- _THE PROBLEM_: Each line below is to be copied out exactly, and none may be omitted.

++++++++++++++++++++

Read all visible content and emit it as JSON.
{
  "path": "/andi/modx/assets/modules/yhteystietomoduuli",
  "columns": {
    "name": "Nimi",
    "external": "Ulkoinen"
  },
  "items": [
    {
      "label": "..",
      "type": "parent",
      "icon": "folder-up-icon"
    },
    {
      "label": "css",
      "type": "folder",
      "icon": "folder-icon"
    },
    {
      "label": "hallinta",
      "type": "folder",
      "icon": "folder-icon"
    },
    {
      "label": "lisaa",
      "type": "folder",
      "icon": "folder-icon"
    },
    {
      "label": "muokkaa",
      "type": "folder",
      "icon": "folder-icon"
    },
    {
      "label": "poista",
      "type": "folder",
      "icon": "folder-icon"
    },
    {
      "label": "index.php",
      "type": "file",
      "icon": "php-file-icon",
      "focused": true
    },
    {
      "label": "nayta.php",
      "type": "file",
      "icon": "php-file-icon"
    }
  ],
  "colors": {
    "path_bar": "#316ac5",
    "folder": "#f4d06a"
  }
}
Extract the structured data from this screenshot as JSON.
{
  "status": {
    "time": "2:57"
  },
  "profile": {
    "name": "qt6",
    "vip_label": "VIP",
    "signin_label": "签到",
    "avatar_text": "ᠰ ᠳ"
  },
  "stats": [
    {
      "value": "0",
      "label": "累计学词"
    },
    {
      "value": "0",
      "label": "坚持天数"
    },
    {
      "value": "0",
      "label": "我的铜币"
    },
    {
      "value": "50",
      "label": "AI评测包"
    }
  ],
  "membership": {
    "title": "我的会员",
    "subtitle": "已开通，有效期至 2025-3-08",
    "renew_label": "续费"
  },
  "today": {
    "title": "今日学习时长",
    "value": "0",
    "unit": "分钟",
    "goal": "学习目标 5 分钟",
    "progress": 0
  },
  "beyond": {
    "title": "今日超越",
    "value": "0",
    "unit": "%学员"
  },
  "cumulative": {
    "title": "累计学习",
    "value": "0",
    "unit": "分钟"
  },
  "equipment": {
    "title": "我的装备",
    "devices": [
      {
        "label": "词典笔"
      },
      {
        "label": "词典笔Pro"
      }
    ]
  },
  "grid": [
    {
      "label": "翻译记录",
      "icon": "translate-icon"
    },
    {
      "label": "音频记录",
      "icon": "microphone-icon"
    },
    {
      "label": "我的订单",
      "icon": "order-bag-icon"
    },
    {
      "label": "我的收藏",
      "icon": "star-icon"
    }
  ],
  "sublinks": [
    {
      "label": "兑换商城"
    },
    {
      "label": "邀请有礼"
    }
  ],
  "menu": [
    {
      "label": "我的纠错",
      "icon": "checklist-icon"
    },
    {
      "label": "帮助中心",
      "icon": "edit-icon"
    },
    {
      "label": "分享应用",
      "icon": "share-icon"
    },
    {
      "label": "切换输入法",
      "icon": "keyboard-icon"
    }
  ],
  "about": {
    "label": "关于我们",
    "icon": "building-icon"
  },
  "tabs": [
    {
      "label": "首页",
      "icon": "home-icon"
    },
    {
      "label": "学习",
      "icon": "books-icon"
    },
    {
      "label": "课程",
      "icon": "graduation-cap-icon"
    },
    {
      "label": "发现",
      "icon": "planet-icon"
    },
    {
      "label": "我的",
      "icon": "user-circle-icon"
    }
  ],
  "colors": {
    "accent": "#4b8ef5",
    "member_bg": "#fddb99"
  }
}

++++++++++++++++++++

- _SOLUTION FOR THIS TASK_:
Read all visible content and emit it as JSON.
{
  "path": "/andi/modx/assets/modules/yhteystietomoduuli",
  "columns": {
    "name": "Nimi",
    "external": "Ulkoinen"
  },
  "items": [
    {
      "label": "..",
      "type": "parent",
      "icon": "folder-up-icon"
    },
    {
      "label": "css",
      "type": "folder",
      "icon": "folder-icon"
    },
    {
      "label": "hallinta",
      "type": "folder",
      "icon": "folder-icon"
    },
    {
      "label": "lisaa",
      "type": "folder",
      "icon": "folder-icon"
    },
    {
      "label": "muokkaa",
      "type": "folder",
      "icon": "folder-icon"
    },
    {
      "label": "poista",
      "type": "folder",
      "icon": "folder-icon"
    },
    {
      "label": "index.php",
      "type": "file",
      "icon": "php-file-icon",
      "focused": true
    },
    {
      "label": "nayta.php",
      "type": "file",
      "icon": "php-file-icon"
    }
  ],
  "colors": {
    "path_bar": "#316ac5",
    "folder": "#f4d06a"
  }
}
Extract the structured data from this screenshot as JSON.
{
  "status": {
    "time": "2:57"
  },
  "profile": {
    "name": "qt6",
    "vip_label": "VIP",
    "signin_label": "签到",
    "avatar_text": "ᠰ ᠳ"
  },
  "stats": [
    {
      "value": "0",
      "label": "累计学词"
    },
    {
      "value": "0",
      "label": "坚持天数"
    },
    {
      "value": "0",
      "label": "我的铜币"
    },
    {
      "value": "50",
      "label": "AI评测包"
    }
  ],
  "membership": {
    "title": "我的会员",
    "subtitle": "已开通，有效期至 2025-3-08",
    "renew_label": "续费"
  },
  "today": {
    "title": "今日学习时长",
    "value": "0",
    "unit": "分钟",
    "goal": "学习目标 5 分钟",
    "progress": 0
  },
  "beyond": {
    "title": "今日超越",
    "value": "0",
    "unit": "%学员"
  },
  "cumulative": {
    "title": "累计学习",
    "value": "0",
    "unit": "分钟"
  },
  "equipment": {
    "title": "我的装备",
    "devices": [
      {
        "label": "词典笔"
      },
      {
        "label": "词典笔Pro"
      }
    ]
  },
  "grid": [
    {
      "label": "翻译记录",
      "icon": "translate-icon"
    },
    {
      "label": "音频记录",
      "icon": "microphone-icon"
    },
    {
      "label": "我的订单",
      "icon": "order-bag-icon"
    },
    {
      "label": "我的收藏",
      "icon": "star-icon"
    }
  ],
  "sublinks": [
    {
      "label": "兑换商城"
    },
    {
      "label": "邀请有礼"
    }
  ],
  "menu": [
    {
      "label": "我的纠错",
      "icon": "checklist-icon"
    },
    {
      "label": "帮助中心",
      "icon": "edit-icon"
    },
    {
      "label": "分享应用",
      "icon": "share-icon"
    },
    {
      "label": "切换输入法",
      "icon": "keyboard-icon"
    }
  ],
  "about": {
    "label": "关于我们",
    "icon": "building-icon"
  },
  "tabs": [
    {
      "label": "首页",
      "icon": "home-icon"
    },
    {
      "label": "学习",
      "icon": "books-icon"
    },
    {
      "label": "课程",
      "icon": "graduation-cap-icon"
    },
    {
      "label": "发现",
      "icon": "planet-icon"
    },
    {
      "label": "我的",
      "icon": "user-circle-icon"
    }
  ],
  "colors": {
    "accent": "#4b8ef5",
    "member_bg": "#fddb99"
  }
}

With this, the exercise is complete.